  • directors in smaller organisations are expected to be more aware of actual or potential breaches of competition law, because they are expected to have a more intimate knowledge of day-to-day activities
  • directors of large organisations, while not expected to have intimate knowledge of day-to-day activities, are expected to take steps to ensure that there are appropriate systems in place to prevent and detect breaches of competition law
  • all directors are expected to understand that compliance with competition law is important and that infringing competition law could lead to serious legal consequences. While the OFT does not expect all directors to have specific competition law expertise, it does expect all directors to understand the most serious forms of infringement (such as price-fixing, bid-rigging, market sharing, agreements to limit production, exchange of commercially sensitive information and resale price maintenance)
  • where a director has overall responsibility for a business area, but not immediate management responsibility over the individuals directly involved in an infringement, the OFT will consider what evidence that director actually saw or was presented with, and what evidence that director ought to have seen having made reasonable enquiries. In considering what a director ought to have seen, the OFT will consider (i) whether the information was of the type that would usually be made available to a director in that position, and (ii) whether the information would have come to light if the company had effective compliance measures in place.

Comment

The OFT has maintained its commitment to use a variety of tools to incentivise compliance, as well as just levying hefty fines. The position stated in this draft guidance provides a stronger inducement to make competition law compliance a boardroom issue because it increases the risks for individuals not only of being involved in anti-competitive activity, but also of "turning a blind eye".

Despite many of the benefits in ramping up the enforcement against individuals, the OFT proposals raise a number of challenges.

  • The OFT has not used its disqualification powers to date. In the 2008 marine hose cartel case, three individuals were disqualified from being company directors; one was disqualified for seven years and two others for five years each. However, these disqualifications did not result from the OFT seeking disqualification but from powers that were available to the court in any event. This increases the need for clear and realistic guidance on what is required of company directors, and the extent to which this differs depending on whether the director is more or less "hands on" in operation of the business.
  • Making directors responsible for anti-competitive practices occurring with or without their knowledge raises wider corporate governance considerations. For example, directors may have incentives to act in their own self-interest rather than in the interests of the company. This has implications for the timing of seeking leniency where the individual and company interests may not be closely aligned.

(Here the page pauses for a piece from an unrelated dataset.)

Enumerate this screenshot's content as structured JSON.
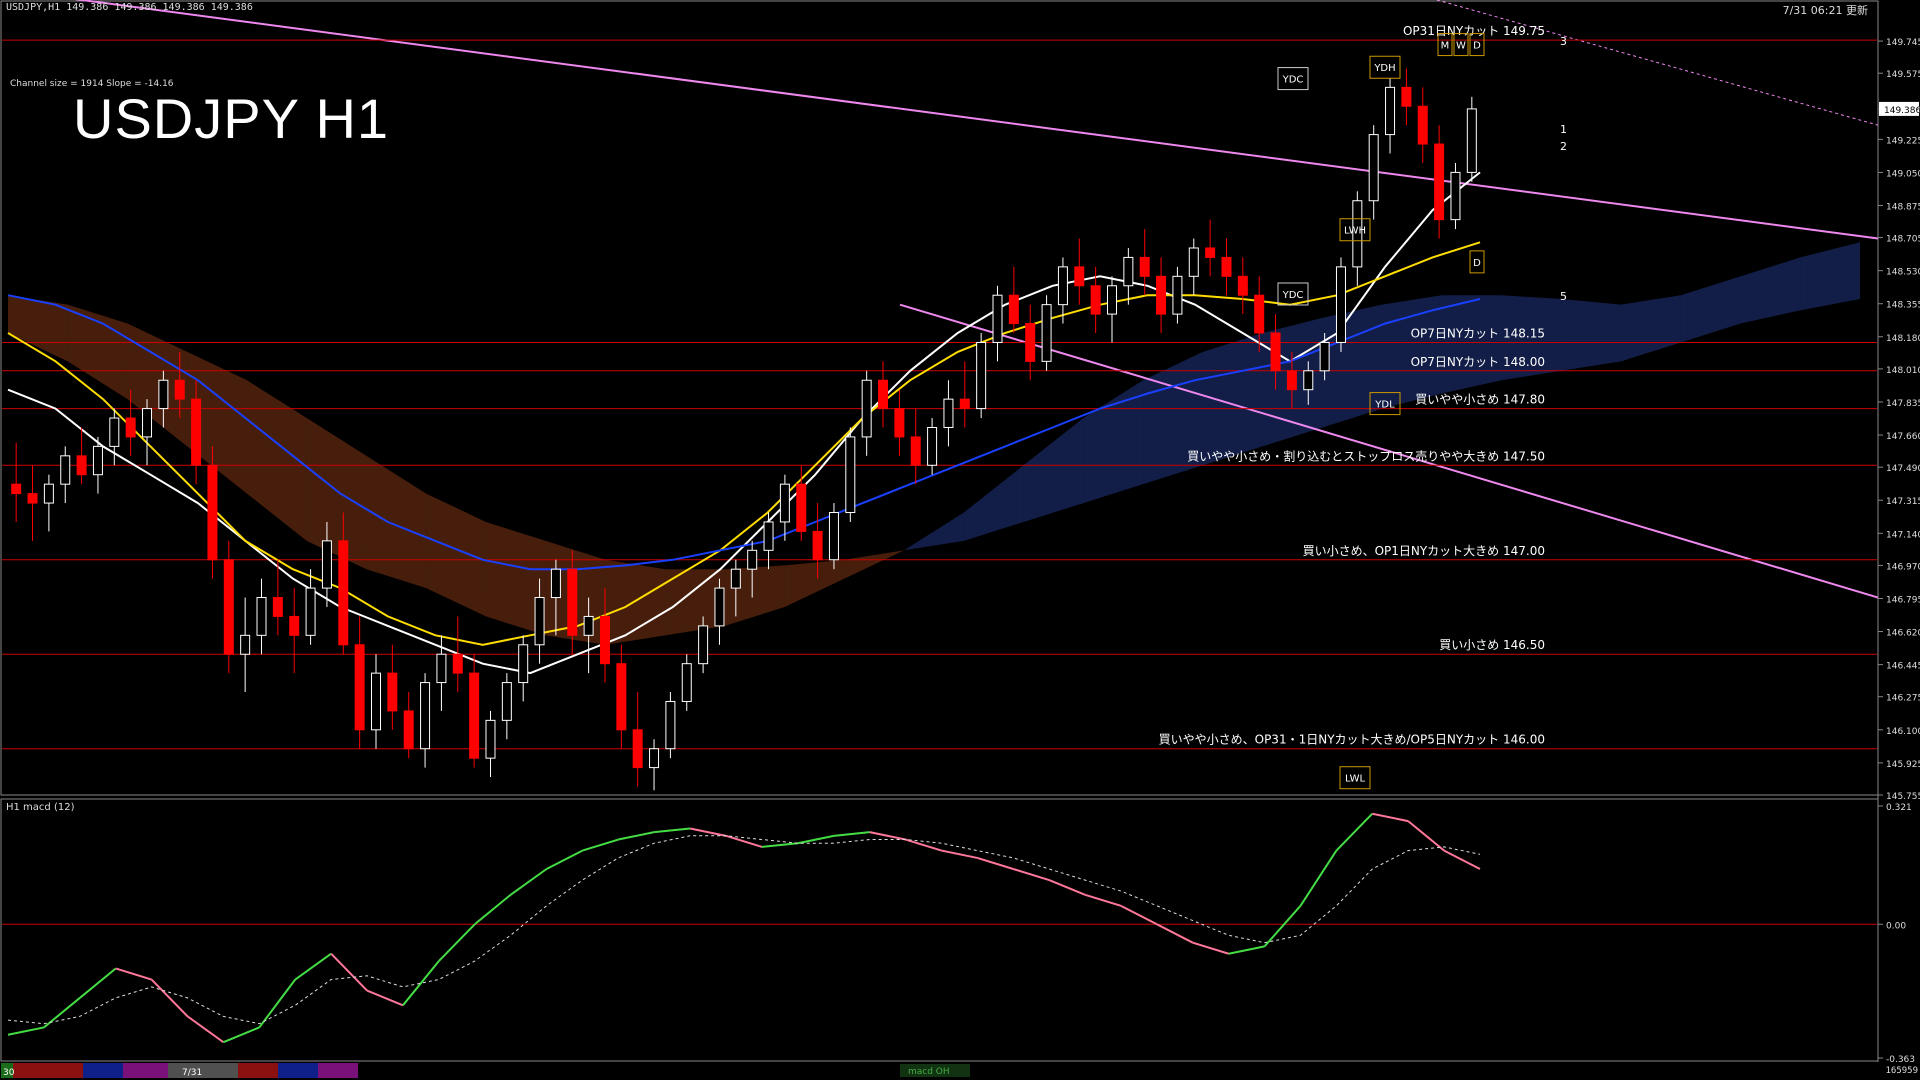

In light of the lack of precedent and detailed guidance on the circumstances in which a director "ought to have been aware", the OFT's consultation on how the regime will operate in practice is to be welcomed. One issue is clear: directors, including non-executive directors, are facing increased competition law exposure. Companies also can expect increasing challenges to their commercial strategies from management which will require greater co-ordination between the competition, corporate governance and risk management functions than has existed previously.

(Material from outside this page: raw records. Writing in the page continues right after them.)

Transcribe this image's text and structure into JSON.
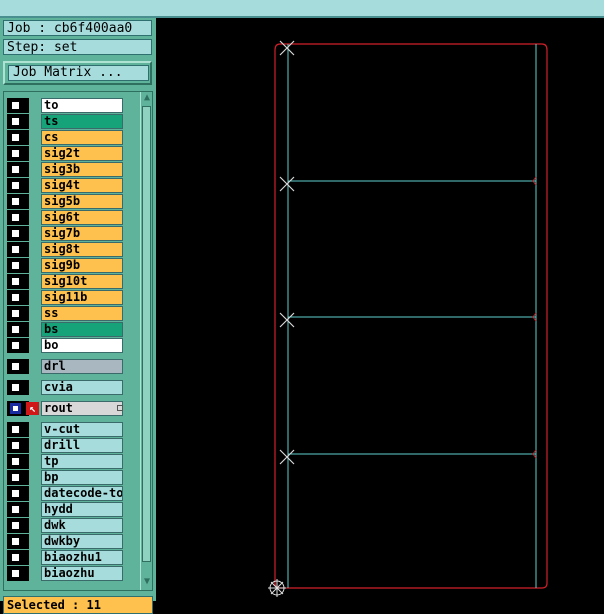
{
  "job_label": "Job : cb6f400aa0",
  "step_label": "Step: set",
  "job_matrix_button": "Job Matrix ...",
  "layers": [
    {
      "name": "to",
      "color": "#ffffff"
    },
    {
      "name": "ts",
      "color": "#17a37a"
    },
    {
      "name": "cs",
      "color": "#ffc14d"
    },
    {
      "name": "sig2t",
      "color": "#ffc14d"
    },
    {
      "name": "sig3b",
      "color": "#ffc14d"
    },
    {
      "name": "sig4t",
      "color": "#ffc14d"
    },
    {
      "name": "sig5b",
      "color": "#ffc14d"
    },
    {
      "name": "sig6t",
      "color": "#ffc14d"
    },
    {
      "name": "sig7b",
      "color": "#ffc14d"
    },
    {
      "name": "sig8t",
      "color": "#ffc14d"
    },
    {
      "name": "sig9b",
      "color": "#ffc14d"
    },
    {
      "name": "sig10t",
      "color": "#ffc14d"
    },
    {
      "name": "sig11b",
      "color": "#ffc14d"
    },
    {
      "name": "ss",
      "color": "#ffc14d"
    },
    {
      "name": "bs",
      "color": "#17a37a"
    },
    {
      "name": "bo",
      "color": "#ffffff"
    },
    {
      "name": "drl",
      "color": "#a9b8c0"
    },
    {
      "name": "cvia",
      "color": "#a6dcdc"
    },
    {
      "name": "rout",
      "color": "#d8d8d8"
    },
    {
      "name": "v-cut",
      "color": "#a6dcdc"
    },
    {
      "name": "drill",
      "color": "#a6dcdc"
    },
    {
      "name": "tp",
      "color": "#a6dcdc"
    },
    {
      "name": "bp",
      "color": "#a6dcdc"
    },
    {
      "name": "datecode-to",
      "color": "#a6dcdc"
    },
    {
      "name": "hydd",
      "color": "#a6dcdc"
    },
    {
      "name": "dwk",
      "color": "#a6dcdc"
    },
    {
      "name": "dwkby",
      "color": "#a6dcdc"
    },
    {
      "name": "biaozhu1",
      "color": "#a6dcdc"
    },
    {
      "name": "biaozhu",
      "color": "#a6dcdc"
    }
  ],
  "selected_label": "Selected : 11",
  "colors": {
    "panel": "#5fb39b",
    "board_outline": "#d0202a",
    "profile_line": "#5fd0d0",
    "background": "#000000"
  },
  "icons": {
    "rout_left": "blue-square-icon",
    "rout_right": "red-arrow-icon",
    "origin": "origin-crosshair-icon"
  }
}
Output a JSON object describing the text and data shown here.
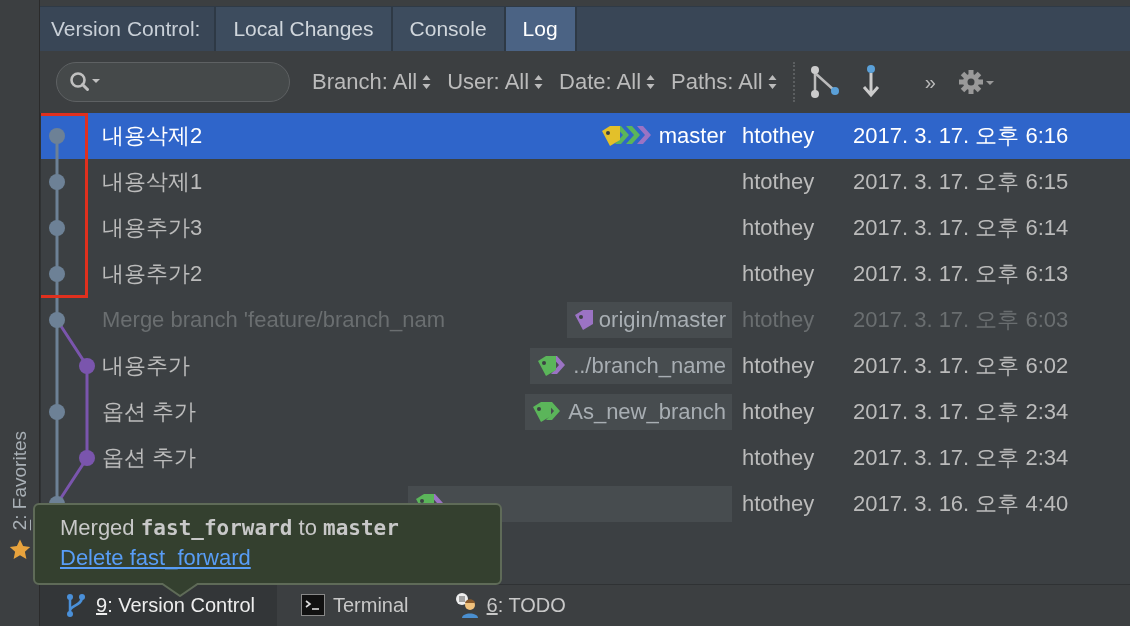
{
  "side_panel": {
    "favorites": {
      "mnemonic": "2",
      "label": ": Favorites"
    }
  },
  "tabs_label": "Version Control:",
  "tabs": [
    {
      "label": "Local Changes",
      "selected": false
    },
    {
      "label": "Console",
      "selected": false
    },
    {
      "label": "Log",
      "selected": true
    }
  ],
  "filters": [
    {
      "label": "Branch: All"
    },
    {
      "label": "User: All"
    },
    {
      "label": "Date: All"
    },
    {
      "label": "Paths: All"
    }
  ],
  "overflow": "»",
  "commits": [
    {
      "subject": "내용삭제2",
      "kind": "main",
      "color": "#6d8196",
      "selected": true,
      "dimmed": false,
      "refs": {
        "label": "master",
        "boxed": false,
        "tags": [
          {
            "color": "#e3c02a"
          },
          {
            "color": "#5bb55a"
          },
          {
            "color": "#5bb55a"
          },
          {
            "color": "#9b73c4"
          }
        ]
      },
      "author": "htothey",
      "date": "2017. 3. 17. 오후 6:16"
    },
    {
      "subject": "내용삭제1",
      "kind": "main",
      "color": "#6d8196",
      "selected": false,
      "dimmed": false,
      "author": "htothey",
      "date": "2017. 3. 17. 오후 6:15"
    },
    {
      "subject": "내용추가3",
      "kind": "main",
      "color": "#6d8196",
      "selected": false,
      "dimmed": false,
      "author": "htothey",
      "date": "2017. 3. 17. 오후 6:14"
    },
    {
      "subject": "내용추가2",
      "kind": "main",
      "color": "#6d8196",
      "selected": false,
      "dimmed": false,
      "author": "htothey",
      "date": "2017. 3. 17. 오후 6:13"
    },
    {
      "subject": "Merge branch 'feature/branch_nam",
      "kind": "main",
      "color": "#6d8196",
      "selected": false,
      "dimmed": true,
      "refs": {
        "label": "origin/master",
        "boxed": true,
        "tags": [
          {
            "color": "#9b73c4"
          }
        ]
      },
      "author": "htothey",
      "date": "2017. 3. 17. 오후 6:03"
    },
    {
      "subject": "내용추가",
      "kind": "side",
      "color": "#7a55ad",
      "selected": false,
      "dimmed": false,
      "refs": {
        "label": "../branch_name",
        "boxed": true,
        "tags": [
          {
            "color": "#5bb55a"
          },
          {
            "color": "#9b73c4"
          }
        ]
      },
      "author": "htothey",
      "date": "2017. 3. 17. 오후 6:02"
    },
    {
      "subject": "옵션 추가",
      "kind": "main",
      "color": "#6d8196",
      "selected": false,
      "dimmed": false,
      "refs": {
        "label": "As_new_branch",
        "boxed": true,
        "tags": [
          {
            "color": "#5bb55a"
          },
          {
            "color": "#5bb55a"
          }
        ]
      },
      "author": "htothey",
      "date": "2017. 3. 17. 오후 2:34"
    },
    {
      "subject": "옵션 추가",
      "kind": "side",
      "color": "#7a55ad",
      "selected": false,
      "dimmed": false,
      "author": "htothey",
      "date": "2017. 3. 17. 오후 2:34"
    },
    {
      "kind": "main",
      "color": "#6d8196",
      "selected": false,
      "dimmed": false,
      "refs": {
        "boxed": true,
        "tags": [
          {
            "color": "#5bb55a"
          },
          {
            "color": "#9b73c4"
          }
        ]
      },
      "author": "htothey",
      "date": "2017. 3. 16. 오후 4:40"
    }
  ],
  "notification": {
    "message": "Merged **fast_forward** to **master**",
    "link": "Delete fast_forward"
  },
  "bottom_tabs": [
    {
      "kind": "vcs",
      "mnemonic": "9",
      "label": ": Version Control",
      "selected": true
    },
    {
      "kind": "terminal",
      "label": "Terminal",
      "selected": false
    },
    {
      "kind": "todo",
      "mnemonic": "6",
      "label": ": TODO",
      "selected": false
    }
  ]
}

Responses to the consultation are requested by 21 January 2011, and respondents are encouraged to review both the proposed guidance for company directors and the guidance on "How your business can achieve compliance" in this context. Both documents are available on the OFT's website.